Back in the 1970s, Kimberley Aboriginal people started coming together to stand up for our rights as traditional land owners, and as Australian citizens. No longer willing to put up with poor treatment at stations, evictions from traditional country by leaseholders and discrimination through the justice and legal system, the economy, mining intrusions, and government policies, we started to reclaim our rightful place on country and in society.
In 1978, senior leaders called all Kimberley Aboriginal people to come to the first official meeting of the Kimberley Land Council at Noonkanbah. Our mob came from everywhere – they jumped in the back of utes or hitched a ride across the Kimberley to make it to Noonkanbah to speak up for Aboriginal land and for Aboriginal rights.
“On the first day of the meeting all the representatives of the different communities (more than 30) talked about their own situations and experiences and about the benefits they would get from joining together and sharing their common experience and making their voices one voice, and they decided yes, they would set up a Land Council. And so the KLC arrived.” – KLC Newsletter 1978
At the same time, news came that an international mining company wanted to drill for oil on sacred ground at Noonkanbah, which had only recently become an Aboriginal-owned pastoral lease. Miners had already been exploring for resources at Noonkanbah. Burial grounds and a ceremonial ground had been damaged by bulldozers, and roads were made unusable and fences broken.
Aboriginal people were very upset by these actions, and the lack of respect shown to them and their heritage and culture. People decided they would stand up at Noonkanbah, and say no to mining on sacred ground. It was their country, and they were the ones who had the right to make decisions about what happened on that country.
Tensions were high, with a lot of stand-offs between government, miners, and Kimberley Aboriginal people over Noonkanbah. So, when international mining company Amax, backed and encouraged by the Western Australian Government, decided to drill for oil at a goanna dreaming place (despite the low chances of making a discovery), Kimberley Aboriginal people decided they’d had enough. Together, they marched from Noonkanbah in protest, and set up a blockade at the river crossing.
The police soon came and locked many of them up, clearing the way for the mining trucks to pass.
Amax went on to drill for oil, despite the protests of Kimberley Aboriginal people. And although they did not win that day, Noonkanbah was a turning point for all Aboriginal people and the land rights movement across Australia. It influenced all Australians, black and white, in the way they thought about justice for Aboriginal people.

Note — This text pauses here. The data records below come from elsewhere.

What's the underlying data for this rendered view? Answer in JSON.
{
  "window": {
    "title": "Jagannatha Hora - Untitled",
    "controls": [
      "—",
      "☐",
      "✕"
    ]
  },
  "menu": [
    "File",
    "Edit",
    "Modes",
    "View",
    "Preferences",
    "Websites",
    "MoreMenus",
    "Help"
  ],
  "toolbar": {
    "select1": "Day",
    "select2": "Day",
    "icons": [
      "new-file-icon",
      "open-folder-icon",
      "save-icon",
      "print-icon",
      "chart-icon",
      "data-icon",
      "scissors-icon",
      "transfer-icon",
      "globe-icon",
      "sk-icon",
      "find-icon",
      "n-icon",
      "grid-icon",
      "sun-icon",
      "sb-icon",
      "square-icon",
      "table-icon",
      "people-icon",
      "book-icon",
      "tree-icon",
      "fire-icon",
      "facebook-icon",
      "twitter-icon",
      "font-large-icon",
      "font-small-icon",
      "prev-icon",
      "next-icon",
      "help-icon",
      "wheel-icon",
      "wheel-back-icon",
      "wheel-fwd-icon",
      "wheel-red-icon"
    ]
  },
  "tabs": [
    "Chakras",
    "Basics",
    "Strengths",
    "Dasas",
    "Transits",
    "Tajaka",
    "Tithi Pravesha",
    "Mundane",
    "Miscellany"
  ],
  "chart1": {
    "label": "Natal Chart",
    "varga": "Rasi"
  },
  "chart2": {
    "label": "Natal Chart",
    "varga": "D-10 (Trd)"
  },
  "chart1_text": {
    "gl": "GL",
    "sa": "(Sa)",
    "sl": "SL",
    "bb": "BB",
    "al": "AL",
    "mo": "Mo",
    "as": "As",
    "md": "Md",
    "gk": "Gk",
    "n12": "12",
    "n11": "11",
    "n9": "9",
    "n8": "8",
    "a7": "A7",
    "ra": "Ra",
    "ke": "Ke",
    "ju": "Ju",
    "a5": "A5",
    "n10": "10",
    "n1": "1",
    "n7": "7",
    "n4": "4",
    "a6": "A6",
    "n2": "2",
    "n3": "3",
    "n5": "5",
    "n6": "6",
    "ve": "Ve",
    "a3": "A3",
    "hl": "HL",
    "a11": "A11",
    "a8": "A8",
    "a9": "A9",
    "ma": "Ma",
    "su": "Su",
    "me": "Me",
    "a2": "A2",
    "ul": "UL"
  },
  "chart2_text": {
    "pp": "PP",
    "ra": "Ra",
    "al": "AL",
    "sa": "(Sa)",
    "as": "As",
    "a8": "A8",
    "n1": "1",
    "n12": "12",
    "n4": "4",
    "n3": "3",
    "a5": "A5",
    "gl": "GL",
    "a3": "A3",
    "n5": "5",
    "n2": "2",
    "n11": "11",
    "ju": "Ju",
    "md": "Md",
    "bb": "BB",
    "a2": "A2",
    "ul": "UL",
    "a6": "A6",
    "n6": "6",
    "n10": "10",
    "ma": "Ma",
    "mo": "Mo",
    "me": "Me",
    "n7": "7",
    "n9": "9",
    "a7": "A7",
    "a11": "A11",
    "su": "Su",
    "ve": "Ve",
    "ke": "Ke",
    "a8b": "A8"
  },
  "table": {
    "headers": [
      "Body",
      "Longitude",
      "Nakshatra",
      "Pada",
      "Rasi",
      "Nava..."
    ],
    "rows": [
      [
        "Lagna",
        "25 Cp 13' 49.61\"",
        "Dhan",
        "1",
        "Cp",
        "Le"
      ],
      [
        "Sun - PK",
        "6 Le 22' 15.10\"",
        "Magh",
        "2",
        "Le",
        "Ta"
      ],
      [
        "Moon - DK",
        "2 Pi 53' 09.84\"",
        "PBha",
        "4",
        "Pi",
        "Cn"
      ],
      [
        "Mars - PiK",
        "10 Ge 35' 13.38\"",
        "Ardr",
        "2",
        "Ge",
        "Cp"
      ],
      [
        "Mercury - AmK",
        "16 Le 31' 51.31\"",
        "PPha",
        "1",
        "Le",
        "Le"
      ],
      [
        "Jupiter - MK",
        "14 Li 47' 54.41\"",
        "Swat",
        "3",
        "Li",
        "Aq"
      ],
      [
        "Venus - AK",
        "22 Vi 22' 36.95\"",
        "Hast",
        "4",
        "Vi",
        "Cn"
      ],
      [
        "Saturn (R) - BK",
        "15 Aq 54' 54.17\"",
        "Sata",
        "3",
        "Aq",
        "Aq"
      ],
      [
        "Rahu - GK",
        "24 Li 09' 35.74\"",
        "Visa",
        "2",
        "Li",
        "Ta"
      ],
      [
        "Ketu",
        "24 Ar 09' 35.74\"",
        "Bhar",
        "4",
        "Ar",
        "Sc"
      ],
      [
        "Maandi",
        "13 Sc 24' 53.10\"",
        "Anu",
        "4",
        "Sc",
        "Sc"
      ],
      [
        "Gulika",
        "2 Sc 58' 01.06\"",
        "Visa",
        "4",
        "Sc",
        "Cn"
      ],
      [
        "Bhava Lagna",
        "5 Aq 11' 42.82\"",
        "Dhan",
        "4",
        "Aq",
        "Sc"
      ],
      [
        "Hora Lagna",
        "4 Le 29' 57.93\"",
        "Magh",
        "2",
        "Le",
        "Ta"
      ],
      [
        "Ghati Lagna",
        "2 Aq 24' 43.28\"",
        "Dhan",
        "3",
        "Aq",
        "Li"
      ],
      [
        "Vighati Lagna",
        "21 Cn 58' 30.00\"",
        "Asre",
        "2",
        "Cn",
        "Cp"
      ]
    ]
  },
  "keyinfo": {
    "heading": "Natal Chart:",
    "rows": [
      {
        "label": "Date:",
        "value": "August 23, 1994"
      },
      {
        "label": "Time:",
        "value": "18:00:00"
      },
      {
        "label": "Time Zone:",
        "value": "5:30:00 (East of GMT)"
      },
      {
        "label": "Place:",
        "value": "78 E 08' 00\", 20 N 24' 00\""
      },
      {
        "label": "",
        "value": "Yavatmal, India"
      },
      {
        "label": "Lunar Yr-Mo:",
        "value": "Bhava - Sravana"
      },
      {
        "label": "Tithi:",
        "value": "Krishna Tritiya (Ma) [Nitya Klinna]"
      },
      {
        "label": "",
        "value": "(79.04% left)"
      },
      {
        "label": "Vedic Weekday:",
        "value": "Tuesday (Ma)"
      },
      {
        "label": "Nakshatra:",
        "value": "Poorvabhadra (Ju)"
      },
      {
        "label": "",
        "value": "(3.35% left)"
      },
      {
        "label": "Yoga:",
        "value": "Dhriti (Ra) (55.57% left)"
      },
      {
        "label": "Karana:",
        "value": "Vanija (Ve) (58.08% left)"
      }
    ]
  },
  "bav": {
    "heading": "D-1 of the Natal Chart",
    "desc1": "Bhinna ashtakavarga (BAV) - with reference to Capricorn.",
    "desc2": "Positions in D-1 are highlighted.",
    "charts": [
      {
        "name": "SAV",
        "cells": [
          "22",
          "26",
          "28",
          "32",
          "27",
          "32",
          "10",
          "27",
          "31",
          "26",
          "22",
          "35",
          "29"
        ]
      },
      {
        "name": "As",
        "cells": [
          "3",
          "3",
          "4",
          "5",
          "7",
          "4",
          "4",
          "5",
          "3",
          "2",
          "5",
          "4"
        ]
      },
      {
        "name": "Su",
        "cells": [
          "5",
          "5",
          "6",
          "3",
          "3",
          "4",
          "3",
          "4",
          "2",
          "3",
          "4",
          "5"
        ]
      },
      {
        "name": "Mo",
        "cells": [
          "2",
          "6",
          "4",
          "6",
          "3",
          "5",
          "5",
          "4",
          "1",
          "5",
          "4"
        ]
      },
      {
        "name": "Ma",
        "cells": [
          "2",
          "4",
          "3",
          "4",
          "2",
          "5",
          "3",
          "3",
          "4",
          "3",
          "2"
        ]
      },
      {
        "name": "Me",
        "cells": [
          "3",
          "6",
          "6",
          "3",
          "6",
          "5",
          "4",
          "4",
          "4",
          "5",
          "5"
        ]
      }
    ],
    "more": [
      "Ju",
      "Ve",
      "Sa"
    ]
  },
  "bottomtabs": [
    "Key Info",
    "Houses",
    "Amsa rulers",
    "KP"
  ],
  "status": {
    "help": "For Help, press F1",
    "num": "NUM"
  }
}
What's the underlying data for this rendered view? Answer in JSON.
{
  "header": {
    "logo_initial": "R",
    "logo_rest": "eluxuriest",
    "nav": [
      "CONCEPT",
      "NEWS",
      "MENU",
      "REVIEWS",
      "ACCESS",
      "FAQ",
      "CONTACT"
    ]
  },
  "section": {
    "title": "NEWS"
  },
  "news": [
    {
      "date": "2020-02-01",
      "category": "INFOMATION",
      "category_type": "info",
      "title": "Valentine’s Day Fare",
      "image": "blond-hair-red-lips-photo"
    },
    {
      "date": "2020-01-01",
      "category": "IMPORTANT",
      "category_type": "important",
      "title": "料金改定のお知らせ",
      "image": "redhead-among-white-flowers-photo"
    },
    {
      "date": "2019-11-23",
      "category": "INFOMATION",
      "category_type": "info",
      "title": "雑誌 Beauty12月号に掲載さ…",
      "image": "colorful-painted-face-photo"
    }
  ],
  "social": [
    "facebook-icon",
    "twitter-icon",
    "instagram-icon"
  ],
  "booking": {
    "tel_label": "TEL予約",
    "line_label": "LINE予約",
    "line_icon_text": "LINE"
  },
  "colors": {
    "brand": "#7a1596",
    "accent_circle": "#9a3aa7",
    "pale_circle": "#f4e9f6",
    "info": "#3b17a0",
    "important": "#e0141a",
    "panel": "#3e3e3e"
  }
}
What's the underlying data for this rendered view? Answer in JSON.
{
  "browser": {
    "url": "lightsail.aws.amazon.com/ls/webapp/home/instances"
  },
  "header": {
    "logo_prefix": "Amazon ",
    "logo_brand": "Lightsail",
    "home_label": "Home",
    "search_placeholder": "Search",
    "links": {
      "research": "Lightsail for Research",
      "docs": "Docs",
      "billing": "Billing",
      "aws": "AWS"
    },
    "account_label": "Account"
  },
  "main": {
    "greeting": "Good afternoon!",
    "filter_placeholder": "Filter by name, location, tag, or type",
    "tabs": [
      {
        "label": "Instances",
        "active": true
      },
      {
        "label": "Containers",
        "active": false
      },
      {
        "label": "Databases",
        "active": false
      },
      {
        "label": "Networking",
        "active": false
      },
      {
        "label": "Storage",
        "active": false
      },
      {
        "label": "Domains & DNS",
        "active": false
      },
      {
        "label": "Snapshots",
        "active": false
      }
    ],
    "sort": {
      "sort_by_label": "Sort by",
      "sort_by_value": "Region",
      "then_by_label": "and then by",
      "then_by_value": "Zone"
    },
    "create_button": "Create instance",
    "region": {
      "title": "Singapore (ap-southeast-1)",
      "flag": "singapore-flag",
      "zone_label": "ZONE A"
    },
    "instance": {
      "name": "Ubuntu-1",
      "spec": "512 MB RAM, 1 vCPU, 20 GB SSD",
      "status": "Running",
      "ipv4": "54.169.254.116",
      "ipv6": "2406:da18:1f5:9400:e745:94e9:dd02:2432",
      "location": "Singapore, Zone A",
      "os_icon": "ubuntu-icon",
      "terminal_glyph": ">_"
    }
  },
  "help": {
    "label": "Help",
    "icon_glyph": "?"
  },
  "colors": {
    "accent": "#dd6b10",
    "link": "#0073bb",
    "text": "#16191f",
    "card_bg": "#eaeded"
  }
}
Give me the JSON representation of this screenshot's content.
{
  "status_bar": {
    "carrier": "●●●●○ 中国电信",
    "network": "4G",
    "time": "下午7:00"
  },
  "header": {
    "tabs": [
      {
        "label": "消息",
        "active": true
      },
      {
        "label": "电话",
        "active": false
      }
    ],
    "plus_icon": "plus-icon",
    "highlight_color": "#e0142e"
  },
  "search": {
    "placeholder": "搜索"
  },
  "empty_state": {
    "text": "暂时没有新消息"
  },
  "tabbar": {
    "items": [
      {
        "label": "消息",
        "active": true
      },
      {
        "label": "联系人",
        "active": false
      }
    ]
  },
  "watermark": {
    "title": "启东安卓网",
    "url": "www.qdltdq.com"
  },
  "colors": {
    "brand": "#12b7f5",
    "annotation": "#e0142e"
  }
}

Today, 40 years later, Kimberley Aboriginal people still stand together as one mob, with one voice, the Kimberley Land Council. Together we continue walking the long road to justice.
"Well we made a point; the mining company can’t do these sort of things, walking into places drilling holes and that’s what they did. At that time Charlie Court was Premier of WA so he got a lot of police involved and a lot of scab drivers; truck drivers to drive out there and they nearly took us. We was sitting in the river near Noonkanbah and there must have been 300 to 400 people sitting in the river singing trying to stop the trucks going in and the police dragged all our vehicles away and chucked us in the back of the van and took us to Fitzroy, and that was the first time in my life I got chucked in jail and I was really terrified. They had us there about 2-3 hours to keep us away from the truckies while they had their way, and the mining company had their way and where they drilled at the time is today destroyed."